This remarkable beach scene counts among Simon de Vlieger’s largest and most compositionally complex treatments of this theme. De Vlieger appears to have first treated the subject around 1633 in paintings such as one that is today in the National Maritime Museum, London, but the majority of his beach scenes date to the 1640s. As here, de Vlieger’s beach scenes tend to be composed with a watch tower above dunes, figures selling fish at the high tide mark and various small watercraft beached on the undulating shore.
The beach at Scheveningen, in particular, proved a popular site for de Vlieger as well as his contemporaries Jan van Goyen and Salomon van Ruysdael, the latter of whom only began to depict such subjects late in life. In addition to the present painting, the small beachside village features in the afore-mentioned painting of 1633 as well as one dating to circa 1645 in the Nederlands Scheepvaartmuseum, Amsterdam. As with the example in Amsterdam, the site here is readily identifiable by the tower of the town’s Oude Kerk, which rises above the dunes in the distance.
This painting is first documented in the collection of the connoisseur Baron (and later Count) Friedrich Moritz von Brabeck, who initially pursued a career in the Church but, following his marriage in 1788, devoted himself almost exclusively to his artistic interests, putting together a large picture gallery.
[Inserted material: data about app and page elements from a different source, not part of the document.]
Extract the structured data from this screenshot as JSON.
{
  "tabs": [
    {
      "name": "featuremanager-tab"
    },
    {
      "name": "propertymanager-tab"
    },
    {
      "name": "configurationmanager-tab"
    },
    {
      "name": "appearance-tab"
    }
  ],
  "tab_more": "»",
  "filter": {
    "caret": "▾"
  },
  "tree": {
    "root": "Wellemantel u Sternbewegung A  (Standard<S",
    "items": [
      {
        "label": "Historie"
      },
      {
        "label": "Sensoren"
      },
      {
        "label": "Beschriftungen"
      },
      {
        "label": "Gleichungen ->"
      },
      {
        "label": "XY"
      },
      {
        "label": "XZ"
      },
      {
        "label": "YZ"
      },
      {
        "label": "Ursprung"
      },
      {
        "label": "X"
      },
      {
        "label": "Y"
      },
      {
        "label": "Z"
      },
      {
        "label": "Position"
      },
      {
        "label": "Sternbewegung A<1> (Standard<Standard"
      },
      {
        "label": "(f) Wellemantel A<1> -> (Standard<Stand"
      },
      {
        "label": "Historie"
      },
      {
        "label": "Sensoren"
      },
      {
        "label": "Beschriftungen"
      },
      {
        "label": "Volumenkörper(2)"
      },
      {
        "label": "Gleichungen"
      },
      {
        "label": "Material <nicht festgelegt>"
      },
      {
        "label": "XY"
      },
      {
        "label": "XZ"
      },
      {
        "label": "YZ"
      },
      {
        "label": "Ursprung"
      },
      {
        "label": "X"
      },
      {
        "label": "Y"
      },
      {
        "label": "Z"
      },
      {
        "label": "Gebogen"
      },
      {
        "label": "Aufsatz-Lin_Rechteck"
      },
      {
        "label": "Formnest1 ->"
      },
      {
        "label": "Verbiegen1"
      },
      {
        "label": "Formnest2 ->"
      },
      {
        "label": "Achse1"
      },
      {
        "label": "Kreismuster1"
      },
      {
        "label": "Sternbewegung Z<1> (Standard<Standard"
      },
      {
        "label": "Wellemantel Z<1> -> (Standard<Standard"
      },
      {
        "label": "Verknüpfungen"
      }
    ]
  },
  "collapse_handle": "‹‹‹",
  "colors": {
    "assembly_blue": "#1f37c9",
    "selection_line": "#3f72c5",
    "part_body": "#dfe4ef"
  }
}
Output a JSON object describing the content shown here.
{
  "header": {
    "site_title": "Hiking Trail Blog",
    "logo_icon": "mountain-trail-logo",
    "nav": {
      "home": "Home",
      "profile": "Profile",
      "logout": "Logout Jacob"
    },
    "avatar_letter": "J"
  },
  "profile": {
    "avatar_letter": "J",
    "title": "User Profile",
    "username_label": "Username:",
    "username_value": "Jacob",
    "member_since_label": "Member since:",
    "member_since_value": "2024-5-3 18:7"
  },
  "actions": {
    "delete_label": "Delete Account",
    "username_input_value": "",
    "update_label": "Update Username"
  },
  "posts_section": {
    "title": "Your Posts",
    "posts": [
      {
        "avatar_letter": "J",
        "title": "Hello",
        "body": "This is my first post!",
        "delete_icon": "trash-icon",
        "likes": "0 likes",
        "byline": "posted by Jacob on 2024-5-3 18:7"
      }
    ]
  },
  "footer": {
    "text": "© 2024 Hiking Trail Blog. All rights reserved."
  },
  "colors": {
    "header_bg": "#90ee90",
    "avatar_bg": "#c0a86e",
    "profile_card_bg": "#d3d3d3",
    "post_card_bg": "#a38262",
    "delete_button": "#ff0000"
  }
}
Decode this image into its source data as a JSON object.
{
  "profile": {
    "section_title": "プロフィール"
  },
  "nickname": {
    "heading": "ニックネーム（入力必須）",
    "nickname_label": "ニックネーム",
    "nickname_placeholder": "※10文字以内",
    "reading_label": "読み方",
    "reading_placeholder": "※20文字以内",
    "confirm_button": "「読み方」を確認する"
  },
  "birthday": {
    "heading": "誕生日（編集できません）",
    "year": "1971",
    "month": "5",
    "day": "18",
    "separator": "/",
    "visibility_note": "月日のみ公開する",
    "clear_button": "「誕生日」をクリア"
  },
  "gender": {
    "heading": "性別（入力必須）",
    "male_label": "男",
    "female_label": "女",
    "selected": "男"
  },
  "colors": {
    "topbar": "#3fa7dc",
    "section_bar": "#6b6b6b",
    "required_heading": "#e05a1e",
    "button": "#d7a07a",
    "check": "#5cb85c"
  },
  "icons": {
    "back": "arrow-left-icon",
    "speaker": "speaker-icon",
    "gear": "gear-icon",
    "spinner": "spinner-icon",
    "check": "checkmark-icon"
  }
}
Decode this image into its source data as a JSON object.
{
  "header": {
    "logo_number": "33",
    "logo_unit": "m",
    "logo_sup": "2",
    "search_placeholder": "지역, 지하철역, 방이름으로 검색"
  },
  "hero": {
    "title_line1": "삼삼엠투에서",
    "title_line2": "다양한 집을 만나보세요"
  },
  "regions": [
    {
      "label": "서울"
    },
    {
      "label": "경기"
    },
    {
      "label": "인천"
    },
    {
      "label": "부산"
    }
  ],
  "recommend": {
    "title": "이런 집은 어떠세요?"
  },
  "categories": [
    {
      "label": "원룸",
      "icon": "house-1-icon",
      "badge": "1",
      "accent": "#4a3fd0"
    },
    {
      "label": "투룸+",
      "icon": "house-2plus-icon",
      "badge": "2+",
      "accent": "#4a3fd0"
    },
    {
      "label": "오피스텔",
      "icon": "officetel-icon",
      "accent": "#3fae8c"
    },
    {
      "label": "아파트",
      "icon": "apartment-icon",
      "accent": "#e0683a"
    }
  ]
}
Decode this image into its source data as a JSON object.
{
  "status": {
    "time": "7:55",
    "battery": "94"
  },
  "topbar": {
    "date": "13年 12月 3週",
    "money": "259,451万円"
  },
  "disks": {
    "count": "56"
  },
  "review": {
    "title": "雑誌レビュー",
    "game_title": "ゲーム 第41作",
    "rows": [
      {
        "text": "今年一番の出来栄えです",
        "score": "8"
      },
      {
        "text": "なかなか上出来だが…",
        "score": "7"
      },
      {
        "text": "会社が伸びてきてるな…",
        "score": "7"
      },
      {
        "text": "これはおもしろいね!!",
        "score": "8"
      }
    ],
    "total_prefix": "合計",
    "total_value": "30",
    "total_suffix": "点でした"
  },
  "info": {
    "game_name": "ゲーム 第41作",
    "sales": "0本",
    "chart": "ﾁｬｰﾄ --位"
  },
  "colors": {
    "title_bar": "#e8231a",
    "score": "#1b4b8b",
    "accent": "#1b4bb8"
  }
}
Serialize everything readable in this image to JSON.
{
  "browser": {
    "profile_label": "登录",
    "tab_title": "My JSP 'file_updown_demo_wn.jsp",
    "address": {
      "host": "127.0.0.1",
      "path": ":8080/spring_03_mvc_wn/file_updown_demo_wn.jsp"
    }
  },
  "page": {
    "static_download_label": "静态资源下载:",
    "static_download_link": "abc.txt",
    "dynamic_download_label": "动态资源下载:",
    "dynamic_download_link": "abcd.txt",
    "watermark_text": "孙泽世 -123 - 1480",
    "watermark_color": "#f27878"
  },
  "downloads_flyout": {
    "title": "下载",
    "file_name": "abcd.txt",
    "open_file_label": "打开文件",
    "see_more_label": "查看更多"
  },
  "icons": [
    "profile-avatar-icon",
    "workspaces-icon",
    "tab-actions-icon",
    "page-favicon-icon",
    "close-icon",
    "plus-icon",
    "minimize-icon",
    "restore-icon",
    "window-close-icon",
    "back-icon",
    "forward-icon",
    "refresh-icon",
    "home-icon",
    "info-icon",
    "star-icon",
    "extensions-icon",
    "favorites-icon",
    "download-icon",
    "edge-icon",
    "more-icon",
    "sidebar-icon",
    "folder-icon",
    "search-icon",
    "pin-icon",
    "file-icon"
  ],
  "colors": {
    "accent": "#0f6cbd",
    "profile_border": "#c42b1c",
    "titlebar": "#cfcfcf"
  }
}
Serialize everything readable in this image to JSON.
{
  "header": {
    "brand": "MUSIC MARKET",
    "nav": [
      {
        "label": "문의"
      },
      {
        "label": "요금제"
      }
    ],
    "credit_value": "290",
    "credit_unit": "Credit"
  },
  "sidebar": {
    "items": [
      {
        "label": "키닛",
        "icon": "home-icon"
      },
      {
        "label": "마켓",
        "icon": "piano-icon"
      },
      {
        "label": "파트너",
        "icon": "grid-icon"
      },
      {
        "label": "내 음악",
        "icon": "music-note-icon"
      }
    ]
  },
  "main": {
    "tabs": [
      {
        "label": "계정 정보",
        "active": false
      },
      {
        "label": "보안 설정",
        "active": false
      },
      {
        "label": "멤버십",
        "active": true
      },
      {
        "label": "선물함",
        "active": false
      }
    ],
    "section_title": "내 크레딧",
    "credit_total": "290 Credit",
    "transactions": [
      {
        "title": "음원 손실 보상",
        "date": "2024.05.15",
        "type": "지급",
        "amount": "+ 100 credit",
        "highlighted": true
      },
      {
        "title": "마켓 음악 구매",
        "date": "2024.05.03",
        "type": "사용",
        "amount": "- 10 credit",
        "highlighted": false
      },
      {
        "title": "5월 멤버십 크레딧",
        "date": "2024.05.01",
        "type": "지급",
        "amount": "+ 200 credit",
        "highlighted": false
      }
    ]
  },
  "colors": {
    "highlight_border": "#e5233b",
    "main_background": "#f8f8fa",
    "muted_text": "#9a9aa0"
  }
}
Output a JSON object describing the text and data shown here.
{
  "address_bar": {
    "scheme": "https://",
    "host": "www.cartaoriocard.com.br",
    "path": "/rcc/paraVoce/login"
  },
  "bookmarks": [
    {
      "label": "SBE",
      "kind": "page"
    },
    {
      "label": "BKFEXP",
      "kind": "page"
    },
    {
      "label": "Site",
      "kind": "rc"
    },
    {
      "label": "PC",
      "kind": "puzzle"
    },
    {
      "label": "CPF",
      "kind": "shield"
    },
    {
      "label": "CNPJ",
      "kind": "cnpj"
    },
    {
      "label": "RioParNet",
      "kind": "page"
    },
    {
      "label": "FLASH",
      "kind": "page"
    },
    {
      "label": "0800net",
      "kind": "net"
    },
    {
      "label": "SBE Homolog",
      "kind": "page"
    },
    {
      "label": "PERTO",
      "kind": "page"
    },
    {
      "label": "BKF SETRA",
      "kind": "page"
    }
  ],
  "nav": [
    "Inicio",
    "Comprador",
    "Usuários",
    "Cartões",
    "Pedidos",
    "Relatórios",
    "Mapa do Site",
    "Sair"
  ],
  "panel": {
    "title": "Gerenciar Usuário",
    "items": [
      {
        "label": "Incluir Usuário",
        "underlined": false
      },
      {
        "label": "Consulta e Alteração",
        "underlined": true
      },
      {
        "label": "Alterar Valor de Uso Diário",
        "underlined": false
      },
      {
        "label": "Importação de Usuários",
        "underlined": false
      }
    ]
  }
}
He transformed the inherited Söder Castle (fig. 1), located between Hildesheim and the Harz mountains, into a prestigious palace complex with the intention of exhibiting his collection and opening it for study purposes. The collection was comprised of circa 400 pictures, and an inventory upon his death in 1814 lists works by some of the most prestigious artists in the collection – Raphael, Leonardo da Vinci, Titian, Rubens, Canaletto and Dürer. During the count’s life, the castle became a gathering point for famous and distinguished people and an artistic and intellectual center in the region around Hildesheim. After he passed away, his daughter inherited her father’s possessions in Hildesheim. With the death of her son, the only heir, Count Andreas zu Stolberg sold Söder Castle as well as von Brabeck’s collection of paintings in 1859.
The present view is almost assuredly the work listed under no. 2 as ‘Die Ansicht von Scheveningen in Holland by David Teniers’ in the catalogue of 1814. The attribution to Teniers remained unchanged when the catalogue was reprinted by Count Stolberg in 1859, when the former Brabeck collection was on view in the museum in Hannover days before the auction (loc. cit.). This early attribution is an indication of the esteem in which the painting was held by its owner, for Teniers would have been among the most desirable Dutch and Flemish painters for German collectors in the period.
A number of Dutch and Flemish paintings from the Brabeck collection are today in the world's leading public collections. Among the highlights are Jacob van Ruisdael’s Waterfall in a rocky landscape with a bridge and a half-timbered house of the late 1660s (National Gallery, London) and Aert de Gelder’s acclaimed Self-portrait with model (The artist as Zeuxis) (Städel Museum, Frankfurt am Main).
The attribution of this painting was endorsed by Dr. Jan Kelch, former director of the Gemäldegalerie, Staatliche Museen zu Berlin, at the time of the 2009 sale.